Post-CRC 806 “Our Way to Europe” – Culture-environment interaction and human mobility in the Late QuaternaryCopyright: © Schweizerbart Science Publishers
Activities post-CRC 806
The SFB 806 came to an end in 2021 after a duration of more than 12 years. At the end, a summarizing colloquium was held and a comprehensive final publication was produced:
Litt, T., Richter, J., Schäbitz, F. (Eds.) (2021). The Journey of Modern Humans from Africa to Europe - Culture-Environmental Interaction and Mobility. Schweizerbart Science Publishers, Stuttgart. ISBN 978-3-510-65534-2
Despite the official end of the project, we are still active in the research area that was worked on in the SFB "Our Way to Europe". Within 12 years, we have gained many insights and been able to answer diverse reseearch questions, but above all, numerous follow-up questions have arisen. In addition, 12 years of research and seven successful dissertations have left us with a large amount of field and laboratory data that hold great potential for further evaluation.
On the one hand, our PhD student Bruno Boemke is working on the geostatistical analysis of archaeological and geoscientific data on a Central European scale. In the context of this he has recently published a paper in the Journal of Maps:
Boemke, B., Einwögerer, T., Händel, M., Lehmkuhl, F. (2022). Upper Palaeolithic site probability in Lower Austria - a geoarchaeological multi-factor approach. Journal of Maps. doi:10.1080/17445647.2021.2009926

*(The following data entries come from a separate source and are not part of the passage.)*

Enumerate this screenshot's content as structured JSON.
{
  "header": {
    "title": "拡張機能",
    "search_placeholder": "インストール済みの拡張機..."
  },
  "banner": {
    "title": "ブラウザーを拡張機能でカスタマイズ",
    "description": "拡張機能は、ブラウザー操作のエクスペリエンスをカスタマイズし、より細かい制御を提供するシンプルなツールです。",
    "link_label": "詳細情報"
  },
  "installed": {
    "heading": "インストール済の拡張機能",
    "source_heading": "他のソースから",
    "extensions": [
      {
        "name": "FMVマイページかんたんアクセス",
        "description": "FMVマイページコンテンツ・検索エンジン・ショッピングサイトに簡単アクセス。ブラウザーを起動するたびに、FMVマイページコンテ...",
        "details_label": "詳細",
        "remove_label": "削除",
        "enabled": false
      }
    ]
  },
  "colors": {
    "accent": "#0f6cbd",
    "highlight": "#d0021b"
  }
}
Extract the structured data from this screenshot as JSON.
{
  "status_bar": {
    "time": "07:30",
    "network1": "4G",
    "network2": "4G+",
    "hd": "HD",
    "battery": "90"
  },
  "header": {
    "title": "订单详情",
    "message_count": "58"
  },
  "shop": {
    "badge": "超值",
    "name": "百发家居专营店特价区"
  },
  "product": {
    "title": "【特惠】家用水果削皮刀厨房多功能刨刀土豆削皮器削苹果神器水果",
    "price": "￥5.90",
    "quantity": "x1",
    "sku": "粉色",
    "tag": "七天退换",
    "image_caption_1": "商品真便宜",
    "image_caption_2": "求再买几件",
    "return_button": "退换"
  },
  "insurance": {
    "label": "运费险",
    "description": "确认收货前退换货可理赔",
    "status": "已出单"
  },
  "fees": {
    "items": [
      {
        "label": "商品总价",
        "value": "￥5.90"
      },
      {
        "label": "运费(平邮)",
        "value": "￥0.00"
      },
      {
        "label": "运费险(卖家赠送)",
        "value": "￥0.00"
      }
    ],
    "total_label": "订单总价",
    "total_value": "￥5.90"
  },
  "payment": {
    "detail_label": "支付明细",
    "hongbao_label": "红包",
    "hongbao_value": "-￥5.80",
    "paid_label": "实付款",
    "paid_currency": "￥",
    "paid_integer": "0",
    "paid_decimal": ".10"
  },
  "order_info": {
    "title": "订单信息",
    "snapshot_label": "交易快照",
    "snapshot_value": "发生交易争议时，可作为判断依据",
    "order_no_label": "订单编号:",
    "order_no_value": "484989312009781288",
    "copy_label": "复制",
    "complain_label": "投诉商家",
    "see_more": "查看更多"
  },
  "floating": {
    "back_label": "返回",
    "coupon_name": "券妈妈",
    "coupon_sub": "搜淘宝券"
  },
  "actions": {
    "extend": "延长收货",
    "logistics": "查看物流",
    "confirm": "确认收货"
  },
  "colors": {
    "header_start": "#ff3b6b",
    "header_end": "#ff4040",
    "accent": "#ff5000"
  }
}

In addition, we are happy to welcome Daniel Veres in our team. Within the framework of a Humboldt scholarship, he works as an experienced postdoc on different research questions concerning the Pleistocene and Holocene landscape development in Southeast Europe.Copyright: © 2017 CRC 806 - Our Way to Europe
The Collaborative Research Centre 806, for short CRC 806, investigates the population dynamics and dispersal processes of anatomically modern humans from northeast Africa to central Europe during the last approximately 190,000 years. This is approached by a combination of archeological and geoscientific methods in order to understand the relationship between the predominant palaeoenvironmental and palaeoclimatic conditions and the migration and dispersal of Homo sapiens. The CRC is divided into several regional and methodological research projects collaborating between the Universities of Cologne, Bonn and the RWTH Aachen University. The Institute of Geography at the RWTH Aachen University is participating in the so called B1 project, that investigates the “Eastern Trajectory” of Homo sapiens migration into Europe, and the D1 project, which investigates one of the sink regions of this migration in central Europe. The regional focus of the geographical team lies in Jordan, the Middle and Lower Danube Basin, Austria, Germany, Belgium, and northern France. Methodologically, the investigations focus on sedimentological, geochemical, and photospectrometric analysis, accompanied by geochronological investigation at the University of Cologne.
Dispersal of Homo sapiens
The dispersal of Homo sapiens started around 190,000 years before present in Africa and seems to have been interrupted in Levant at least once. The first occurrence of Homo sapiens in the Levant is indicated at about 100,000 years before present by fossil finds, but unaccompanied by major changes in the Middle Palaeolithic material culture. A recent type of Homo sapiens then appears around 46,000 to 35,000 years before present and is only then associated with a genuine Near Eastern Upper Palaeolithic material culture called the Ahmarian. Until today, both the circumstances for this break and a possible interference with already established western Eurasian Neanderthal populations are under discussion.Copyright: © 2017 CRC 806 - Our Way to Europe
Around 35,000 years ago the oldest Homo sapiens fossils in Western and Central Europe were found in Romania, but unfortunately these finds were isolated. The oldest unequivocal Homo sapiens fossils in Western and Central Europe found in an archaeological context were dated to around 31,000 years before present. This shows that neither the human type of the earliest Upper Palaeolithic nor the kind of lithic industry associated to the earliest Homo sapiens in Europe are known. This lack of information not only brings up the question about their cultural background, but at the same time hampers archaeological links between the Levantine and European early Upper Palaeolithic industries. Furthermore, it is still not clear whether these earliest anatomically modern human groups were the founders of the European Upper Palaeolithic population, or if later Upper Palaeolithic waves of immigrating Homo sapiens replaced them.
The “sink” region, in particular the Rhine-Meuse Area, is characterized by anatomically modern human presence in two periods. The first colonization of the Rhineland between 35,000 and 30,000 years ago – during the so called Aurignacian – and recolonization phase after the last glacial maximum between 20,000 and 14,000 years before present – during the Magdalenian. Since 2009 several loess-palaeosol sequence in the Rhine-Meuse area, southern Germany and the Harz foreland have been investigated to increase our understanding of the palaeoecological impact on modern human occupation.
|Duration||07/2009 - 06/2021|
Prof. Dr. Jürgen Richter – Institute of Prehistory and Early History, University of Cologne